I’ve been using Hobonichi for three years and I first bought it because I could do the weekly planning with it (I kept hearing about it on this podcast and wanted to try). They’re great for a newbie to visualize what’s going to happen, what to expect and has space to draw a line in the middle to compare what I planned with what ended up happening.
I agree it can be confusing when it’s the first time buying and because of its almost-cult status, it sells out very quickly. However, there are restocks usually from the end of October until mid-January. It’s also very easy/addictive to go down the rabbit hole of their accessories.
Besides the Jet Pens guide, I also suggest the Hobonichi official guide: Hobonichi Techo Book Buying Guide
Very happy to hear the announcement of this year’s Focused calendar! Thank you.
Great timing on this episode; I was just about to pay to have a 2nd edition of the Cal Newport Time Blocker planner shipped to the UK. The Hobonichi, while expensive, is much better value as it covers the whole year while letting me do a lot more with it.
Choosing which one to buy was tough, I went with the hardback ‘Hon’ A5 in the end.
In line with the chat in the episode, I’d been falling victim of ‘it’s not me, it’s the tool’ thinking so going more analogue and more intentional for the ‘last mile’ as (@MacSparky said) between longer term plans, project planning, task lists and managing my day is the plan. The Hon looks perfect for this.
Now just to work on my handwriting …
Any recommendation for picking a paper planner should include consideration of how your mind thinks, what kind of scheduling you have to do, how many extra features you want/need.
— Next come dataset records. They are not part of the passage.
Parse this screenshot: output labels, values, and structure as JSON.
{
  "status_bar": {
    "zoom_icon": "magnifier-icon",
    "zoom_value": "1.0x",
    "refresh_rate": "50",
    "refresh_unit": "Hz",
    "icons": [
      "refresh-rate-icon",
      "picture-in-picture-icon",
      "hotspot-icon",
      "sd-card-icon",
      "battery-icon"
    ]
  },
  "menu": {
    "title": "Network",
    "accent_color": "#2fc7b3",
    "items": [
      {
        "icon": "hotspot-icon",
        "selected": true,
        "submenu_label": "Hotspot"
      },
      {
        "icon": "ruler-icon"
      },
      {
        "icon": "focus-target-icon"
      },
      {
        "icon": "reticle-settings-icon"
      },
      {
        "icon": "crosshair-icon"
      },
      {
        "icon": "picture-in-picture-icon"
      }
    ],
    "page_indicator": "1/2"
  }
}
In my case, when I looked at Hobonichi, it was a bit too freeform for what I found works best for me. I work as a computer technician and I never know when anybody is going to call and I don’t know how long each job is going to last. For this reason, I picked a vertical weekly planner. I like the size of my Jibun Techo Biz B6 Slim, because I can carry it along with my clients’ computers to work on from the car to my shop, and it fits well in the iPad pocket of my bag. I can write small, so I don’t need the A5 size.
Pens when writing small: Pentel I series multipen in .5 mm. Much more ink than D1 size and fairly cheap from JetPens.com. One can mix and match refills at any time. No blobbing.
If there’s any drawback, it’s the fact that Japanese planners are Monday start. It’s easy enough to change the default start day in your electronic planner, but every time I see a US Sunday start wall calendar, it mixes me up.
Oh my God, the paper in Japanese planners is absolutely incredible. The Japanese are artisans at what they do and they’re also hyper competitive. They’re always pushing the envelope on what their paper can do. That benefits everyone.